making up 5.7% of Pzena Investment’s public-equity portfolio. HP saw an impressive rally last week thanks to a better-than-expected EPS results. HP posted April-ended quarterly results of $0.87 per share, versus analysts’ estimates of $0.81 per share. However, it’s likely that Hewlett-Packard Company (NYSE:HPQ) will continue to see weakness in the interim due to a deteriorating PC market.
Hewlett-Packard Company (NYSE:HPQ)’s restructuring plan is expected to start yielding results over the interim, and is expected to save $3 billion to $3.5 billion thanks to layoffs in the range of 27,000 to 29,000 employees. HP plans to reinvest these savings into its cloud business.
Longer-term, Hewlett-Packard Company (NYSE:HPQ) expects the enterprise segments to drive future growth, not to mention other initiatives the company plans to focus on, including increasing sales coverage, emerging markets, digital printing and mobile. However, all this will take time. Analysts expect HP’s EPS to be flat over the next five years.
Staples, Inc. (NASDAQ:SPLS)
is Pzena’s second-largest stock holding and makes up 3.6% of its portfolio. Staples, Inc. (NASDAQ:SPLS) continues to face competition from the likes of other brick-n-mortar retailers and online retail. Most notably, OfficeMax Incorporated (NYSE:OMX)
and Office Depot Inc (NYSE:ODP)
are planning to merge in an effort to better weather the decline in brick-n-mortar retail spending.
Not only is competition causing problems for Staples, but the company has also seen a decline in business thanks to poor consumer spending. Sales in 2012 were down 4.2% and comp sales down 5% year-over-year. What’s more is that although Staples, Inc. (NASDAQ:SPLS) appears cheap at 11.5 times earnings, analysts expect the company to only grow EPS at a mere 6.5% annually over the next five years, well below the 12.2% industry average.
Going into 2Q, there were a total of 37 hedge funds bullish the stock. Pzena has the most valuable position worth $523 million, and other notable hedge fund owners include billionaires Donald Yacktman and Ken Griffin’s Citadel Investment Group (see Griffin’s newest picks).
Off the radar
Pzena’s third- and fourth-largest stock holdings are lesser known stocks. TE Connectivity Ltd. (NYSE:TEL)
is Pzena’s third-largest stock holding and makes up 3.2% of its portfolio. TE designs and manufactures over 500,000 products for connecting data insider a number of products.

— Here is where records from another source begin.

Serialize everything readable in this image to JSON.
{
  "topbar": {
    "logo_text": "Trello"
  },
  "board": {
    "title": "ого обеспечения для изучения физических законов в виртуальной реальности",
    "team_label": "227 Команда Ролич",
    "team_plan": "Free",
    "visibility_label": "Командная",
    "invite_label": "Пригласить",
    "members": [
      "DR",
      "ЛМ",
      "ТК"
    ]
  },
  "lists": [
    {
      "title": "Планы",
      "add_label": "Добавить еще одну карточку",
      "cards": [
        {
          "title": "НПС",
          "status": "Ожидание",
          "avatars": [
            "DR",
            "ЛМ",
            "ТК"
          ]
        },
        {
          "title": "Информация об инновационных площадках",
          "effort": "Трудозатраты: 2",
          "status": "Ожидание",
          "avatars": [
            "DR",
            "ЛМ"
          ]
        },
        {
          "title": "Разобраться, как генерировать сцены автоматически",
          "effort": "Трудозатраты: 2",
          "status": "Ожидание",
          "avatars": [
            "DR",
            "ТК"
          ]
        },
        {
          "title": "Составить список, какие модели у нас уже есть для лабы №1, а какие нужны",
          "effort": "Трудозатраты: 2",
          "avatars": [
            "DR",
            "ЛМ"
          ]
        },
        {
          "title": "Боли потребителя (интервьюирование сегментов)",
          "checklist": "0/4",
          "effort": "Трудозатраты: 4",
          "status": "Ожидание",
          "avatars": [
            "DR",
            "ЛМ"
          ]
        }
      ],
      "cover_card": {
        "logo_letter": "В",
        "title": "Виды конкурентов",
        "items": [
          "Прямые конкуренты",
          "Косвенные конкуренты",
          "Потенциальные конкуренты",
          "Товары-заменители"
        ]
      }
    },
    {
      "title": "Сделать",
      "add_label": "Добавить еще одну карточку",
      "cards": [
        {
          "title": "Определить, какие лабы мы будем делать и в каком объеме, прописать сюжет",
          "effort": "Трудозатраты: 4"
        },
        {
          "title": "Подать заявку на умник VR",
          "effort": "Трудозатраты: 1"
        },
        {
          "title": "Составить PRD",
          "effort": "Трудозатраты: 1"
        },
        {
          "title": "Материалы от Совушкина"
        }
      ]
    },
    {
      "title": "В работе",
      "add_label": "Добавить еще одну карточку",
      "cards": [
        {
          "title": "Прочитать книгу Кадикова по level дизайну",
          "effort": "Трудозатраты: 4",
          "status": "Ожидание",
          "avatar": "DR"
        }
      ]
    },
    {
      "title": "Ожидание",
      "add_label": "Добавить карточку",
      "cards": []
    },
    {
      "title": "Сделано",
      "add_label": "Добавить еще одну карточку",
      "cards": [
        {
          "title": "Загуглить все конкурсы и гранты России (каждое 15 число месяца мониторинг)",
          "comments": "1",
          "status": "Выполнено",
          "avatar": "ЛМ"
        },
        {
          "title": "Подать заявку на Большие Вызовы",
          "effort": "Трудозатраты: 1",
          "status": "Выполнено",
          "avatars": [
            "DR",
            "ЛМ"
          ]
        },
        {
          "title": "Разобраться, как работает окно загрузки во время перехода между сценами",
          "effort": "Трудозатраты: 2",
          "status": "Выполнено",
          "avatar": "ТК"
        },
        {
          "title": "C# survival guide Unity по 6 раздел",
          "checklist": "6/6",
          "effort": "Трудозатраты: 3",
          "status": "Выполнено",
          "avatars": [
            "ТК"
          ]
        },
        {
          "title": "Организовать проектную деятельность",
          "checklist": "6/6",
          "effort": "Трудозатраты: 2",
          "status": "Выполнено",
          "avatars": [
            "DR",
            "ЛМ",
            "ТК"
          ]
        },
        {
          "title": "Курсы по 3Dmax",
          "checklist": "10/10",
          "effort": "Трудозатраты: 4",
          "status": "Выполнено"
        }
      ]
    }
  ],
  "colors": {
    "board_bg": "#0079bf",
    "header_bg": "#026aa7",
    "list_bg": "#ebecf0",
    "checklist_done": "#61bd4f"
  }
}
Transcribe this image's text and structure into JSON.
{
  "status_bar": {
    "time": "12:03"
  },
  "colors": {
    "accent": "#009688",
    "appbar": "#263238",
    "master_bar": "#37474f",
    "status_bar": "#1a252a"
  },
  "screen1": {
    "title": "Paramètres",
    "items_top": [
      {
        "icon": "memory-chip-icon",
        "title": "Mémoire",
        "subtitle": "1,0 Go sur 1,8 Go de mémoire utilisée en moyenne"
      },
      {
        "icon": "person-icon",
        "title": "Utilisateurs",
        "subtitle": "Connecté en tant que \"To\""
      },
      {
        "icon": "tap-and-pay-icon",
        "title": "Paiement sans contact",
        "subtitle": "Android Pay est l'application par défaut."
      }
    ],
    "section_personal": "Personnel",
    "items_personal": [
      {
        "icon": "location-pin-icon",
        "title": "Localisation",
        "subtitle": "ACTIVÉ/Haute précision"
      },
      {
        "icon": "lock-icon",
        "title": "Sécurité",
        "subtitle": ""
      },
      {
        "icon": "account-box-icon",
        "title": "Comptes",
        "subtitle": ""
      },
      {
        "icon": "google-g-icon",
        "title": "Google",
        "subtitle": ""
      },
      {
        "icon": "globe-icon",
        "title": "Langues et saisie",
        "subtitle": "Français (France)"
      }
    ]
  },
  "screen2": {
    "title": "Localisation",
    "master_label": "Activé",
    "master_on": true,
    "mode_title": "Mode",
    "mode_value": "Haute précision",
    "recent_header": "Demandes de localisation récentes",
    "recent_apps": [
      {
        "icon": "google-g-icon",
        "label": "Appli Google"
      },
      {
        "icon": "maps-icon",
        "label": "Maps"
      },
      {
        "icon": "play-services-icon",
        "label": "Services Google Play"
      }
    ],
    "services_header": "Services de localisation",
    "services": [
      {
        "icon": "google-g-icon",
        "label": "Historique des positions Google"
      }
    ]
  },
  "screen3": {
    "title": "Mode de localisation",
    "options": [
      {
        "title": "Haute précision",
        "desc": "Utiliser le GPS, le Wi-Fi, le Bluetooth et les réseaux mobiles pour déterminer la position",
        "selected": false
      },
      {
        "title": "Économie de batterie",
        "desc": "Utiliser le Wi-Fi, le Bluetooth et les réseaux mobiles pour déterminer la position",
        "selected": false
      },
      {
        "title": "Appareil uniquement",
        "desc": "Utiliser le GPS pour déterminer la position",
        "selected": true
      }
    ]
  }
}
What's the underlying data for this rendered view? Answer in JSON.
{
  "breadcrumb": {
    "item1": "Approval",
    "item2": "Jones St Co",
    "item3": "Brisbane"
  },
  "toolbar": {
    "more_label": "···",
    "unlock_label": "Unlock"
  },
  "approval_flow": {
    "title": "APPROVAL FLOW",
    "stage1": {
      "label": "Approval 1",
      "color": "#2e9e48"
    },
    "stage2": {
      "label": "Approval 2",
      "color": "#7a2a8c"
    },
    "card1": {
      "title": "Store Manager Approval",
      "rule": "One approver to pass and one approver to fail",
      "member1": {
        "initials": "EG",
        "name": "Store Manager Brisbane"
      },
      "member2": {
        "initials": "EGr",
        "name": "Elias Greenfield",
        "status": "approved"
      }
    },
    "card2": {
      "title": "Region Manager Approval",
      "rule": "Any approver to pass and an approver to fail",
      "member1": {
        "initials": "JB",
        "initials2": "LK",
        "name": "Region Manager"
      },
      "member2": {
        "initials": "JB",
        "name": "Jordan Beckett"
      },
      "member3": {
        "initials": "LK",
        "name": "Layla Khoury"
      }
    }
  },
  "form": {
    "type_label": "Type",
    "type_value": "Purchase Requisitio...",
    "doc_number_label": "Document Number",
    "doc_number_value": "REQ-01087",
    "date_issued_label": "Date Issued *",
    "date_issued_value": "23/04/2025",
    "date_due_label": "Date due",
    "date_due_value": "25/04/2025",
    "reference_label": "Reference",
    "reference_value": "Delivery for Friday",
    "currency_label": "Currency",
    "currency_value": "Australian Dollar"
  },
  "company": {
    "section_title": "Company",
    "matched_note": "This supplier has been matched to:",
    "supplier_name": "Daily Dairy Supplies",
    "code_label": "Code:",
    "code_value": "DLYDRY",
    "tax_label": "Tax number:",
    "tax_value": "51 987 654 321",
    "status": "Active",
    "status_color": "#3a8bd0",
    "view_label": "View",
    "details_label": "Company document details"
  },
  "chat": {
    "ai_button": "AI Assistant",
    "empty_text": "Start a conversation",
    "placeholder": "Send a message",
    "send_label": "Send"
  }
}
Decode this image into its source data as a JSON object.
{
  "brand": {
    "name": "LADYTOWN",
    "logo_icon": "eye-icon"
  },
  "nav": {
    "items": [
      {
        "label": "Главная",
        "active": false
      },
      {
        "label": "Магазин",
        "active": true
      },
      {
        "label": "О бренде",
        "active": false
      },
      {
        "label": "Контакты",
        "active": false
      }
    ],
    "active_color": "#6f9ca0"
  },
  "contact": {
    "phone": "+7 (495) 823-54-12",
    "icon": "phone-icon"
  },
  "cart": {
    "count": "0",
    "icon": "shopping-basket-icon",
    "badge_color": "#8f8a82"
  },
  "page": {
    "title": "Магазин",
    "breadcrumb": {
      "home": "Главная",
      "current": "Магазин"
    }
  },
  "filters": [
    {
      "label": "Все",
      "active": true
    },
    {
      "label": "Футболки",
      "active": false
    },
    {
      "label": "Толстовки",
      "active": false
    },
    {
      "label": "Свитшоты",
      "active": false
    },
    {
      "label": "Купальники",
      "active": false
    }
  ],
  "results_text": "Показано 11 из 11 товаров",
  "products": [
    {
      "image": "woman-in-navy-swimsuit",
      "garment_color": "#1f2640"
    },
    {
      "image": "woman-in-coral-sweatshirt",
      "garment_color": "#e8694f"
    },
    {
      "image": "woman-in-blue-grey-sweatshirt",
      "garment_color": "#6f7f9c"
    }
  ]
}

TE saw its sales down some 6% in fiscal 2012 thanks to the economic weakness in Europe, but sales are expected to only be down another 0.5% in fiscal 2013. The longer-term driver should be an increase in auto demand. TE also appears to be rather cheap, with a 15.8 times earnings, compared to Molex’s 20.3 times and Amphenol’s 21.9 times.